Mental Health. Sounds deep, doesn’t it? A bit dark, a bit hard to bring up. If you search this phrase on almost any form of social media, endless results will pop up of people preaching “We must talk more about mental health!” or “We need to drop the stigma surrounding mental health!” But have we really achieved this?
One of the main problems is that we generally approach mental health as a dark, taboo topic. If we see it like that, then we aren’t going to want to talk about it. Let’s take physical health as an example. Doesn’t sound deep, or dark, or a taboo, does it? It sounds normal. We can discuss aches and pains and healthy eating without any issues — it’s a piece of cake. But just the word mental implies that something is already wrong. But there isn’t. Mental health doesn’t need to have a negative connotation – it generally means everyday stress, mood, motivation, tiredness. Discussing these things aren’t bad, and if any of these aren’t particularly great for you, then that shouldn’t be something you should be made to feel guilty for. Someone who has arthritis or issues with their physical health isn’t made to feel like that’s their fault or that their feelings are invalid. And that’s the same for mental health.
Let’s look at a more serious example; someone gets cancer. They are received with empathy and sympathy. No one ever blames them for their illness, because that would be harsh, right? Now let’s look at depression; someone has manic depression/bipolar disorder, something which would have developed in their late teens. But many people would say, “It’s their fault. They need to cheer up. They need to man up. He’s got a house, a wife, and lovely kids. He has everything, and some people have real problems.” Despite the fact that this mood disorder is caused by biochemistry and genetic factors (you can take my word for it, I’m a Psychology student), people blame mental illness on the ill person. And that’s what needs to change.
In a 2018 suicide report, Samaritans claimed that, in England, 75% of suicide reports came from men, with nearly 3,500 cases; the most common age was between 45-50. And why do we think that is? It’s because of this stupid ‘man up’ attitude – that for some reason, having poor mental health means you must have fragile masculinity. Physical health doesn’t determine masculinity; being diabetic doesn’t make you any less of a ‘man,’ so why should mental health issues? Many men feel like they can’t speak about it because of this, and this isn’t fair. Telling people to toughen up isn’t going to help – you just don’t care about the problems of others, just admit it.

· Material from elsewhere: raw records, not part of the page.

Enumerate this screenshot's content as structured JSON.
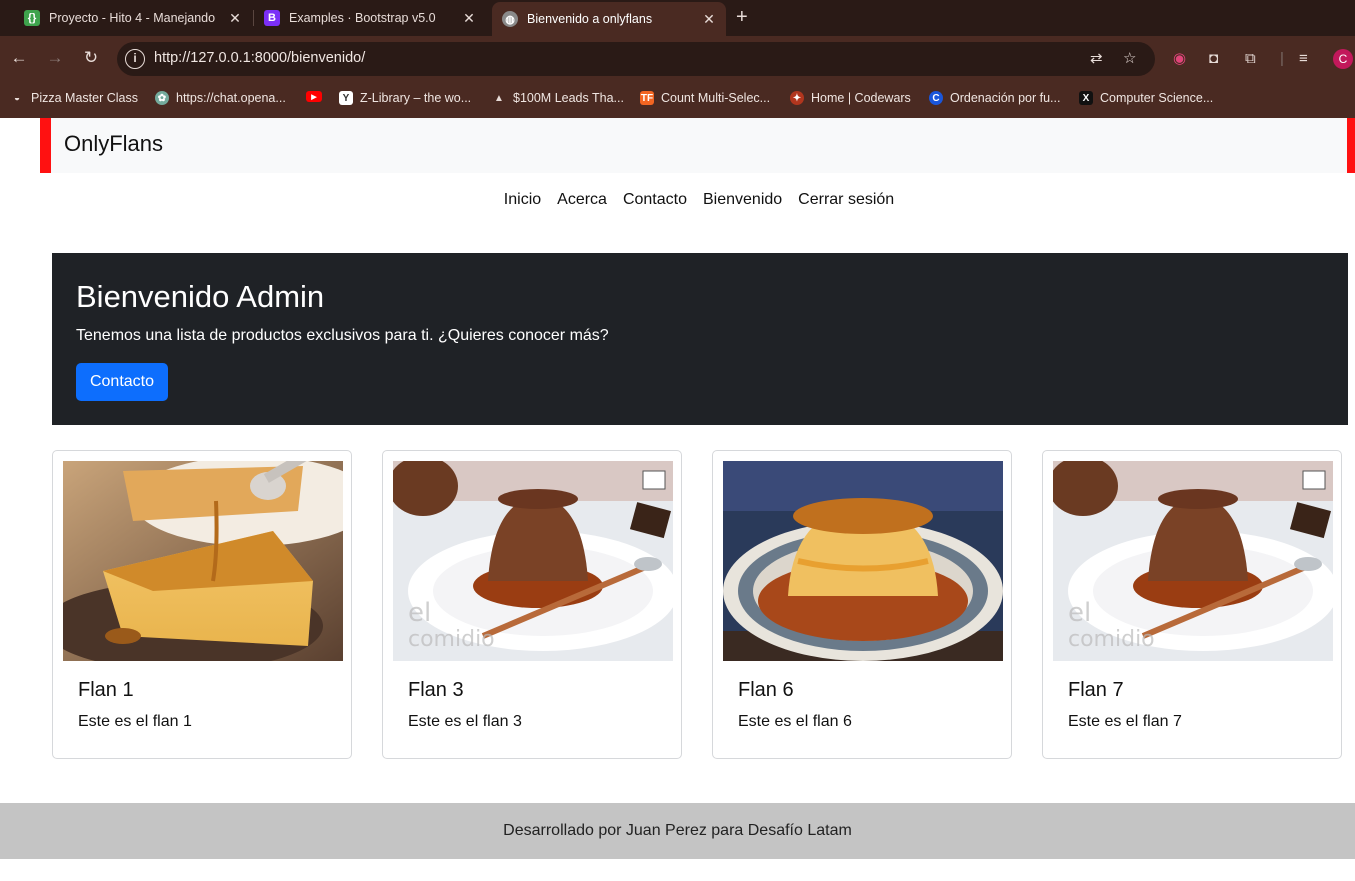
{
  "browser": {
    "tabs": [
      {
        "title": "Proyecto - Hito 4 - Manejando",
        "icon": "code-brackets-icon",
        "color": "#3fa34d"
      },
      {
        "title": "Examples · Bootstrap v5.0",
        "icon": "bootstrap-icon",
        "color": "#7b2ff7"
      },
      {
        "title": "Bienvenido a onlyflans",
        "icon": "globe-icon",
        "color": "#8a8a8a"
      }
    ],
    "url": "http://127.0.0.1:8000/bienvenido/",
    "profile_initial": "C",
    "bookmarks": [
      {
        "label": "Pizza Master Class",
        "icon": "pizza-icon"
      },
      {
        "label": "https://chat.opena...",
        "icon": "openai-icon"
      },
      {
        "label": "",
        "icon": "youtube-icon"
      },
      {
        "label": "Z-Library – the wo...",
        "icon": "zlibrary-icon"
      },
      {
        "label": "$100M Leads Tha...",
        "icon": "triangle-icon"
      },
      {
        "label": "Count Multi-Selec...",
        "icon": "tf-icon"
      },
      {
        "label": "Home | Codewars",
        "icon": "codewars-icon"
      },
      {
        "label": "Ordenación por fu...",
        "icon": "c-icon"
      },
      {
        "label": "Computer Science...",
        "icon": "x-icon"
      }
    ]
  },
  "site": {
    "brand": "OnlyFlans",
    "nav": [
      "Inicio",
      "Acerca",
      "Contacto",
      "Bienvenido",
      "Cerrar sesión"
    ],
    "accent_color": "#ff1111"
  },
  "hero": {
    "title": "Bienvenido Admin",
    "subtitle": "Tenemos una lista de productos exclusivos para ti. ¿Quieres conocer más?",
    "button": "Contacto"
  },
  "cards": [
    {
      "title": "Flan 1",
      "text": "Este es el flan 1",
      "image": "caramel-flan-slice"
    },
    {
      "title": "Flan 3",
      "text": "Este es el flan 3",
      "image": "chocolate-flan"
    },
    {
      "title": "Flan 6",
      "text": "Este es el flan 6",
      "image": "caramel-flan-plate"
    },
    {
      "title": "Flan 7",
      "text": "Este es el flan 7",
      "image": "chocolate-flan"
    }
  ],
  "footer": "Desarrollado por Juan Perez para Desafío Latam"
}
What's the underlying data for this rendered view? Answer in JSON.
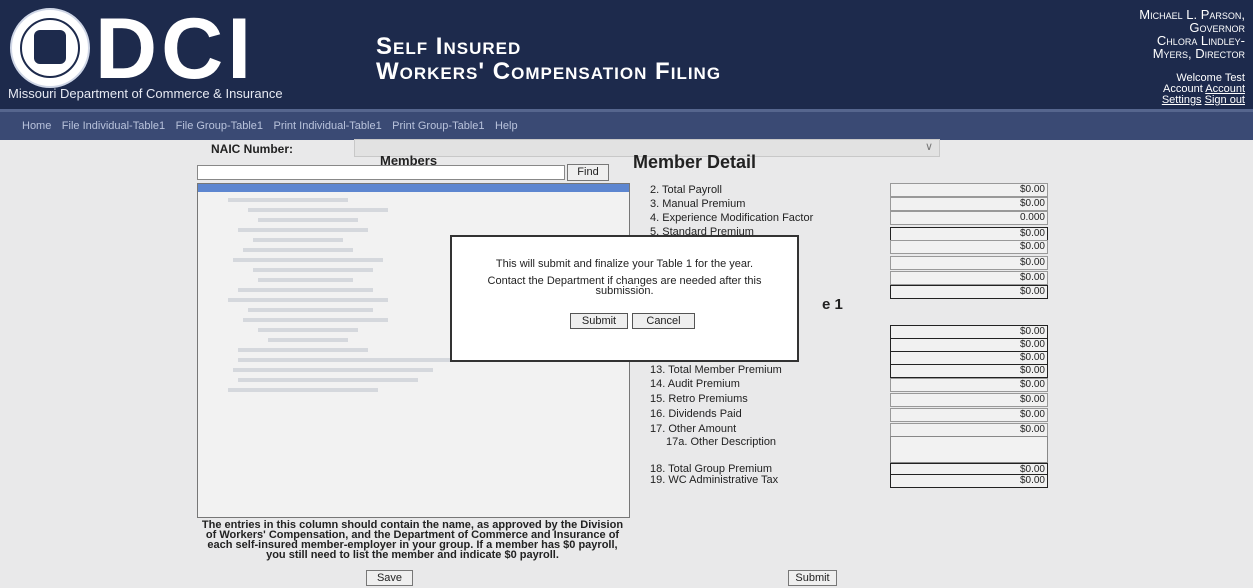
{
  "header": {
    "logo_text": "DCI",
    "org_name": "Missouri Department of Commerce & Insurance",
    "title_line1": "Self Insured",
    "title_line2": "Workers' Compensation Filing",
    "officials": [
      "Michael L. Parson,",
      "Governor",
      "Chlora Lindley-",
      "Myers, Director"
    ],
    "welcome": "Welcome Test",
    "account_prefix": "Account",
    "account_link": "Account",
    "settings_link": "Settings",
    "signout_link": "Sign out"
  },
  "nav": {
    "items": [
      "Home",
      "File Individual-Table1",
      "File Group-Table1",
      "Print Individual-Table1",
      "Print Group-Table1",
      "Help"
    ]
  },
  "filters": {
    "naic_label": "NAIC Number:"
  },
  "members": {
    "heading": "Members",
    "find_label": "Find",
    "note": "The entries in this column should contain the name, as approved by the Division of Workers' Compensation, and the Department of Commerce and Insurance of each self-insured member-employer in your group. If a member has $0 payroll, you still need to list the member and indicate $0 payroll.",
    "save_label": "Save"
  },
  "detail": {
    "title": "Member Detail",
    "fields": [
      {
        "label": "2. Total Payroll",
        "value": "$0.00"
      },
      {
        "label": "3. Manual Premium",
        "value": "$0.00"
      },
      {
        "label": "4. Experience Modification Factor",
        "value": "0.000"
      },
      {
        "label": "5. Standard Premium",
        "value": "$0.00"
      },
      {
        "label": "",
        "value": "$0.00"
      },
      {
        "label": "",
        "value": "$0.00"
      },
      {
        "label": "",
        "value": "$0.00"
      },
      {
        "label": "",
        "value": "$0.00"
      },
      {
        "label": "",
        "value": "$0.00"
      },
      {
        "label": "",
        "value": "$0.00"
      },
      {
        "label": "",
        "value": "$0.00"
      },
      {
        "label": "13. Total Member Premium",
        "value": "$0.00"
      },
      {
        "label": "14. Audit Premium",
        "value": "$0.00"
      },
      {
        "label": "15. Retro Premiums",
        "value": "$0.00"
      },
      {
        "label": "16. Dividends Paid",
        "value": "$0.00"
      },
      {
        "label": "17. Other Amount",
        "value": "$0.00"
      },
      {
        "label": "17a. Other Description",
        "value": ""
      },
      {
        "label": "18. Total Group Premium",
        "value": "$0.00"
      },
      {
        "label": "19. WC Administrative Tax",
        "value": "$0.00"
      }
    ],
    "bg_fragment": "e 1",
    "submit_label": "Submit"
  },
  "dialog": {
    "message1": "This will submit and finalize your Table 1 for the year.",
    "message2": "Contact the Department if changes are needed after this submission.",
    "submit_label": "Submit",
    "cancel_label": "Cancel"
  }
}
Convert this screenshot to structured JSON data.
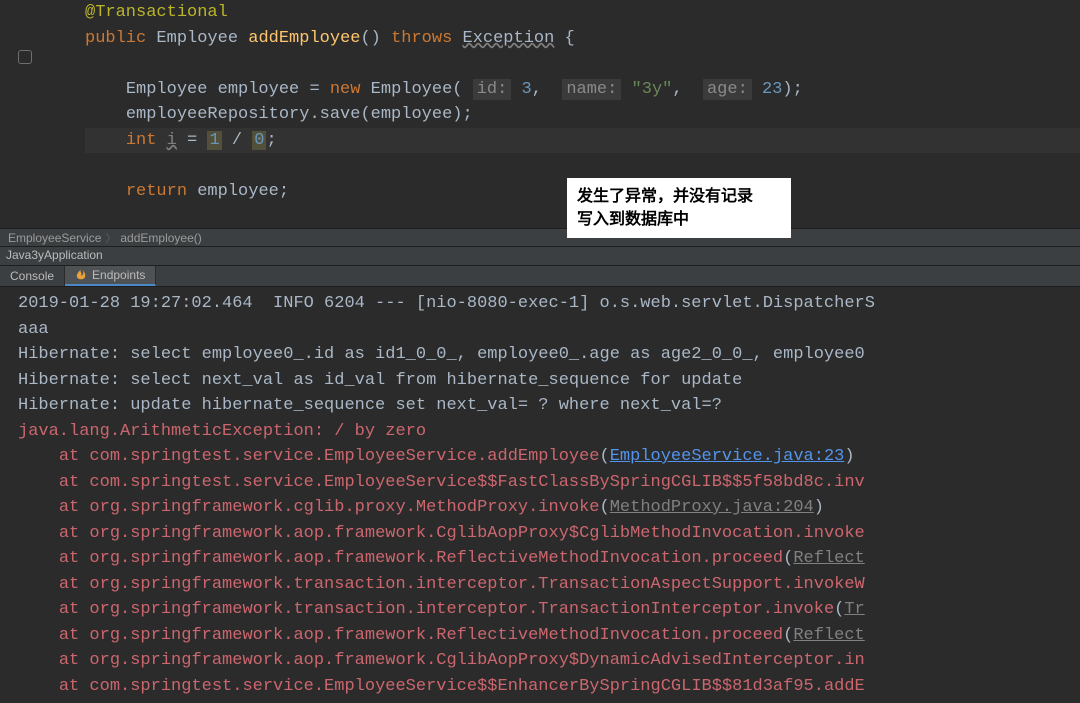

Piers Morgan, a lovely man, tweeted about how we need to teach our kids ‘mental resilience,’; a.k.a., if your mental health is deteriorating, I don’t care about your problems and if you have problems then you’re weak, therefore you should pretend that nothing is wrong. Therefore, if you’re bipolar, you shouldn’t take any medication because your mood swings can’t be that bad. If you’re schizophrenic and experiencing hallucinations, you’re evidently just overreacting or seeking attention. I don’t have a mental illness, therefore, no one else can. STOP spreading a toxic attitude because you simply don’t care or take the time to understand mental illness.
Now, let’s fix this idea. ‘Resilience’ means strength and perseverance. ‘Strength’ will actually be achieved by opening up about your problems to specialists and those who care. Resilience and persisting through hard times is only met when you have the courage to open up and make better lifestyle choices to benefit your health, not by keeping quiet because of those uneducated bigots who don’t bother learning about the biochemistry of the human brain and body. And you know what? There are many people out there who do care and will listen because they get that mental health isn’t any more problematic than physical health is. They get that resilience is only achieved with positive lifestyle changes — just like physical resilience! They are both based on the same concept – of looking after the self, the mental and physical. And both are equally as important as the other. You’re not any less of a person because you have a personality disorder, just as much as you aren’t any less of a person because you have kidney failure. Let’s put things into perspective and realise that mental health isn’t a deep, dark, unreachable topic. If we stopped with the clouded vision, we could see things clearly.